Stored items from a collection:
====
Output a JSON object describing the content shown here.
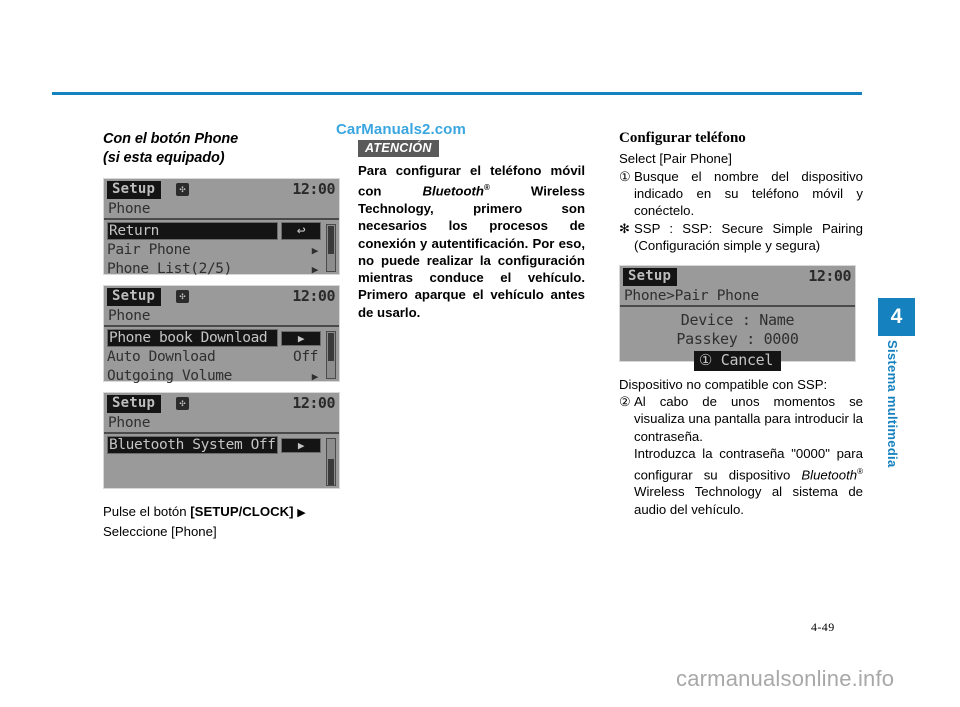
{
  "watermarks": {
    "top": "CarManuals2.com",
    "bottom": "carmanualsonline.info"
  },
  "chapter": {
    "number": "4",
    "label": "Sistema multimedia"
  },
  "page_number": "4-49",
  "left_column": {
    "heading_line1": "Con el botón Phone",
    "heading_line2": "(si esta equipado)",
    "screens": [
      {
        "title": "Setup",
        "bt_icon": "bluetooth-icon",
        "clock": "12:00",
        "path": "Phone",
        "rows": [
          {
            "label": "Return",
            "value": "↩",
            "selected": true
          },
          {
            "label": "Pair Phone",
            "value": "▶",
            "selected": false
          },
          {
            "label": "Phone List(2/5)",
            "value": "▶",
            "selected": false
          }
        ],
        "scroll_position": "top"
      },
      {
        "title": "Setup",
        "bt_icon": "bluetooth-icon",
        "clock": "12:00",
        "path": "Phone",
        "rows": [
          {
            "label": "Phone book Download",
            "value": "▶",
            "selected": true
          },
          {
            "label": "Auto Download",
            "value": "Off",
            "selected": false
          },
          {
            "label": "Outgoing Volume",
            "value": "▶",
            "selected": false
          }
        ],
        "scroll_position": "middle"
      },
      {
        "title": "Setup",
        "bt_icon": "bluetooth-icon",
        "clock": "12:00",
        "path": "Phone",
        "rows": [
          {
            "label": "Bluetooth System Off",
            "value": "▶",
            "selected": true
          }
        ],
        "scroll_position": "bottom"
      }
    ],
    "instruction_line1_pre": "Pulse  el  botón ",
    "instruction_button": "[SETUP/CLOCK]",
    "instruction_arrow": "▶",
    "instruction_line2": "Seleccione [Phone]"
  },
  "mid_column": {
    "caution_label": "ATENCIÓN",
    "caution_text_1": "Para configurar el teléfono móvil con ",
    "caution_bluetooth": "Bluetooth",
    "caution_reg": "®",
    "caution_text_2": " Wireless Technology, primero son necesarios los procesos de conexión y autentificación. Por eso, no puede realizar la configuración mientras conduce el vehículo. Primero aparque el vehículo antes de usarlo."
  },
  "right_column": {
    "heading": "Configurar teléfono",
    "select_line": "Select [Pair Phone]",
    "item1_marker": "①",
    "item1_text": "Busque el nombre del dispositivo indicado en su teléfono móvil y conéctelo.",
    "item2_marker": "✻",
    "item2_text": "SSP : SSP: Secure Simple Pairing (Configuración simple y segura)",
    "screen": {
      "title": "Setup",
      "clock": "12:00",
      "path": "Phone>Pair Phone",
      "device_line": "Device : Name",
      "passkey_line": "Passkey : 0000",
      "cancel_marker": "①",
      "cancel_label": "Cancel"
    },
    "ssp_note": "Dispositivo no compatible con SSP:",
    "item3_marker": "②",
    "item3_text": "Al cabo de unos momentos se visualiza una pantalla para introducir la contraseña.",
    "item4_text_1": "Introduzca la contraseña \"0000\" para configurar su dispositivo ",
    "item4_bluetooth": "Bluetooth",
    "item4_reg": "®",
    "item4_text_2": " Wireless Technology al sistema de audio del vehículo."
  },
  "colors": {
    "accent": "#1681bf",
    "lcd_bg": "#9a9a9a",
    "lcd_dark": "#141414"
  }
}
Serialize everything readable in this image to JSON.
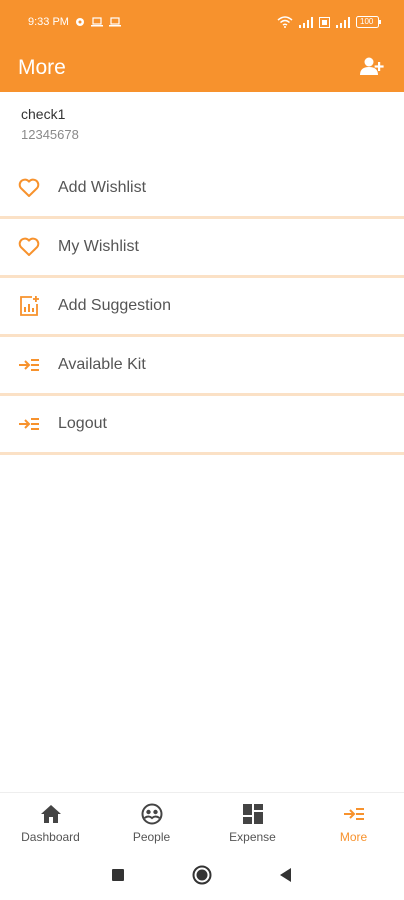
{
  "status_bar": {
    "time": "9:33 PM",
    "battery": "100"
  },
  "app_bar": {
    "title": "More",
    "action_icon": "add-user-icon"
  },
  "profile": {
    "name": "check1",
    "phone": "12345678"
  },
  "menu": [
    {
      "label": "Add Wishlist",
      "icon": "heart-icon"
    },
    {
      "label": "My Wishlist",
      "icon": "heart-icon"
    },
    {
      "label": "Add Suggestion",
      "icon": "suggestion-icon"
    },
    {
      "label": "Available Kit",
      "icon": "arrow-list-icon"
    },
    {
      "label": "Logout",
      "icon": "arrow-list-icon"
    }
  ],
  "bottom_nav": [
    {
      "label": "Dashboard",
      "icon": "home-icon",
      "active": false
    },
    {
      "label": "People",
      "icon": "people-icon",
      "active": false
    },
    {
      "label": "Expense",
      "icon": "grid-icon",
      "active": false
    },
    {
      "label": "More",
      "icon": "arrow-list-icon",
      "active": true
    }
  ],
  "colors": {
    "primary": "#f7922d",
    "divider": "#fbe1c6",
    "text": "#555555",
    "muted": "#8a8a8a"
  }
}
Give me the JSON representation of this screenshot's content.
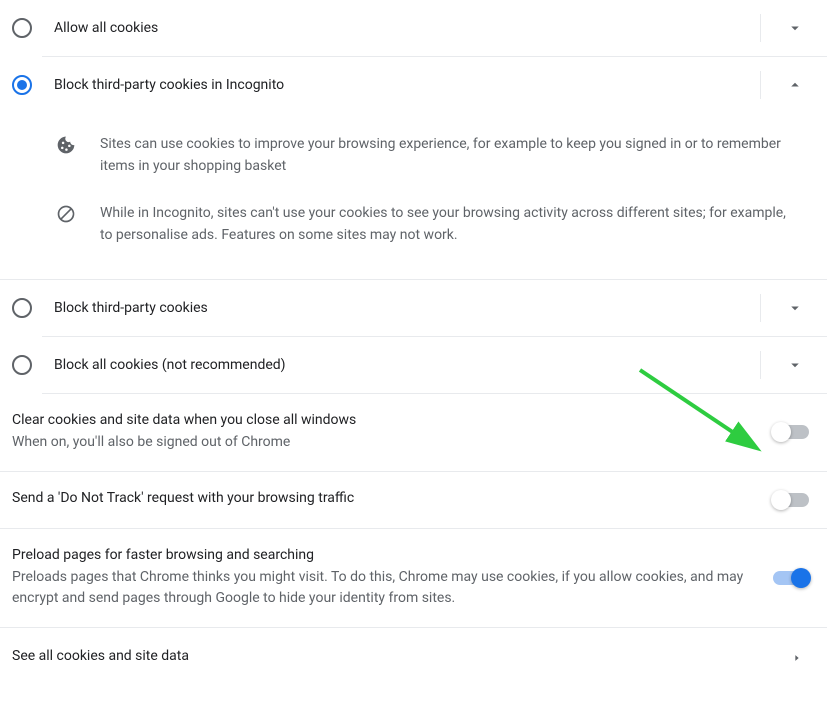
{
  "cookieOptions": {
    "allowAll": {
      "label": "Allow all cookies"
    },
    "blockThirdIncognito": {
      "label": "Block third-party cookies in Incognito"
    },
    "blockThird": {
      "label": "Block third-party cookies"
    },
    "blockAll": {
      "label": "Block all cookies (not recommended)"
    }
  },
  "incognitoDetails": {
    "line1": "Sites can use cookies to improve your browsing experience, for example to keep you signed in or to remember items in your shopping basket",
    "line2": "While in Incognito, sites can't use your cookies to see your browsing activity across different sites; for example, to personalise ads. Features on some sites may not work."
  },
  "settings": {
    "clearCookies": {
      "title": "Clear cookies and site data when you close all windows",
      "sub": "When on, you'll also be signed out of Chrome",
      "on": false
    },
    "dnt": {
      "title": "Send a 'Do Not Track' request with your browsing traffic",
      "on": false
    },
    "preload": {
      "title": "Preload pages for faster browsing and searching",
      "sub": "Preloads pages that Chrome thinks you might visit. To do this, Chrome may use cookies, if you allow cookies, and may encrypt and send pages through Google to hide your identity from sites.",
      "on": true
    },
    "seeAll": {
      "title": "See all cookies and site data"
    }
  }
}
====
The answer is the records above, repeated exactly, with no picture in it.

→ **RESPONSE TO THIS EXERCISE**
Output a JSON object describing the content shown here.
{
  "watermarks": {
    "top": "CarManuals2.com",
    "bottom": "carmanualsonline.info"
  },
  "chapter": {
    "number": "4",
    "label": "Sistema multimedia"
  },
  "page_number": "4-49",
  "left_column": {
    "heading_line1": "Con el botón Phone",
    "heading_line2": "(si esta equipado)",
    "screens": [
      {
        "title": "Setup",
        "bt_icon": "bluetooth-icon",
        "clock": "12:00",
        "path": "Phone",
        "rows": [
          {
            "label": "Return",
            "value": "↩",
            "selected": true
          },
          {
            "label": "Pair Phone",
            "value": "▶",
            "selected": false
          },
          {
            "label": "Phone List(2/5)",
            "value": "▶",
            "selected": false
          }
        ],
        "scroll_position": "top"
      },
      {
        "title": "Setup",
        "bt_icon": "bluetooth-icon",
        "clock": "12:00",
        "path": "Phone",
        "rows": [
          {
            "label": "Phone book Download",
            "value": "▶",
            "selected": true
          },
          {
            "label": "Auto Download",
            "value": "Off",
            "selected": false
          },
          {
            "label": "Outgoing Volume",
            "value": "▶",
            "selected": false
          }
        ],
        "scroll_position": "middle"
      },
      {
        "title": "Setup",
        "bt_icon": "bluetooth-icon",
        "clock": "12:00",
        "path": "Phone",
        "rows": [
          {
            "label": "Bluetooth System Off",
            "value": "▶",
            "selected": true
          }
        ],
        "scroll_position": "bottom"
      }
    ],
    "instruction_line1_pre": "Pulse  el  botón ",
    "instruction_button": "[SETUP/CLOCK]",
    "instruction_arrow": "▶",
    "instruction_line2": "Seleccione [Phone]"
  },
  "mid_column": {
    "caution_label": "ATENCIÓN",
    "caution_text_1": "Para configurar el teléfono móvil con ",
    "caution_bluetooth": "Bluetooth",
    "caution_reg": "®",
    "caution_text_2": " Wireless Technology, primero son necesarios los procesos de conexión y autentificación. Por eso, no puede realizar la configuración mientras conduce el vehículo. Primero aparque el vehículo antes de usarlo."
  },
  "right_column": {
    "heading": "Configurar teléfono",
    "select_line": "Select [Pair Phone]",
    "item1_marker": "①",
    "item1_text": "Busque el nombre del dispositivo indicado en su teléfono móvil y conéctelo.",
    "item2_marker": "✻",
    "item2_text": "SSP : SSP: Secure Simple Pairing (Configuración simple y segura)",
    "screen": {
      "title": "Setup",
      "clock": "12:00",
      "path": "Phone>Pair Phone",
      "device_line": "Device : Name",
      "passkey_line": "Passkey : 0000",
      "cancel_marker": "①",
      "cancel_label": "Cancel"
    },
    "ssp_note": "Dispositivo no compatible con SSP:",
    "item3_marker": "②",
    "item3_text": "Al cabo de unos momentos se visualiza una pantalla para introducir la contraseña.",
    "item4_text_1": "Introduzca la contraseña \"0000\" para configurar su dispositivo ",
    "item4_bluetooth": "Bluetooth",
    "item4_reg": "®",
    "item4_text_2": " Wireless Technology al sistema de audio del vehículo."
  },
  "colors": {
    "accent": "#1681bf",
    "lcd_bg": "#9a9a9a",
    "lcd_dark": "#141414"
  }
}
Serialize everything readable in this image to JSON.
{
  "status_bar": {
    "time": "9:33 PM",
    "battery": "100"
  },
  "app_bar": {
    "title": "More",
    "action_icon": "add-user-icon"
  },
  "profile": {
    "name": "check1",
    "phone": "12345678"
  },
  "menu": [
    {
      "label": "Add Wishlist",
      "icon": "heart-icon"
    },
    {
      "label": "My Wishlist",
      "icon": "heart-icon"
    },
    {
      "label": "Add Suggestion",
      "icon": "suggestion-icon"
    },
    {
      "label": "Available Kit",
      "icon": "arrow-list-icon"
    },
    {
      "label": "Logout",
      "icon": "arrow-list-icon"
    }
  ],
  "bottom_nav": [
    {
      "label": "Dashboard",
      "icon": "home-icon",
      "active": false
    },
    {
      "label": "People",
      "icon": "people-icon",
      "active": false
    },
    {
      "label": "Expense",
      "icon": "grid-icon",
      "active": false
    },
    {
      "label": "More",
      "icon": "arrow-list-icon",
      "active": true
    }
  ],
  "colors": {
    "primary": "#f7922d",
    "divider": "#fbe1c6",
    "text": "#555555",
    "muted": "#8a8a8a"
  }
}
Give me the JSON representation of this screenshot's content.
{
  "cookieOptions": {
    "allowAll": {
      "label": "Allow all cookies"
    },
    "blockThirdIncognito": {
      "label": "Block third-party cookies in Incognito"
    },
    "blockThird": {
      "label": "Block third-party cookies"
    },
    "blockAll": {
      "label": "Block all cookies (not recommended)"
    }
  },
  "incognitoDetails": {
    "line1": "Sites can use cookies to improve your browsing experience, for example to keep you signed in or to remember items in your shopping basket",
    "line2": "While in Incognito, sites can't use your cookies to see your browsing activity across different sites; for example, to personalise ads. Features on some sites may not work."
  },
  "settings": {
    "clearCookies": {
      "title": "Clear cookies and site data when you close all windows",
      "sub": "When on, you'll also be signed out of Chrome",
      "on": false
    },
    "dnt": {
      "title": "Send a 'Do Not Track' request with your browsing traffic",
      "on": false
    },
    "preload": {
      "title": "Preload pages for faster browsing and searching",
      "sub": "Preloads pages that Chrome thinks you might visit. To do this, Chrome may use cookies, if you allow cookies, and may encrypt and send pages through Google to hide your identity from sites.",
      "on": true
    },
    "seeAll": {
      "title": "See all cookies and site data"
    }
  }
}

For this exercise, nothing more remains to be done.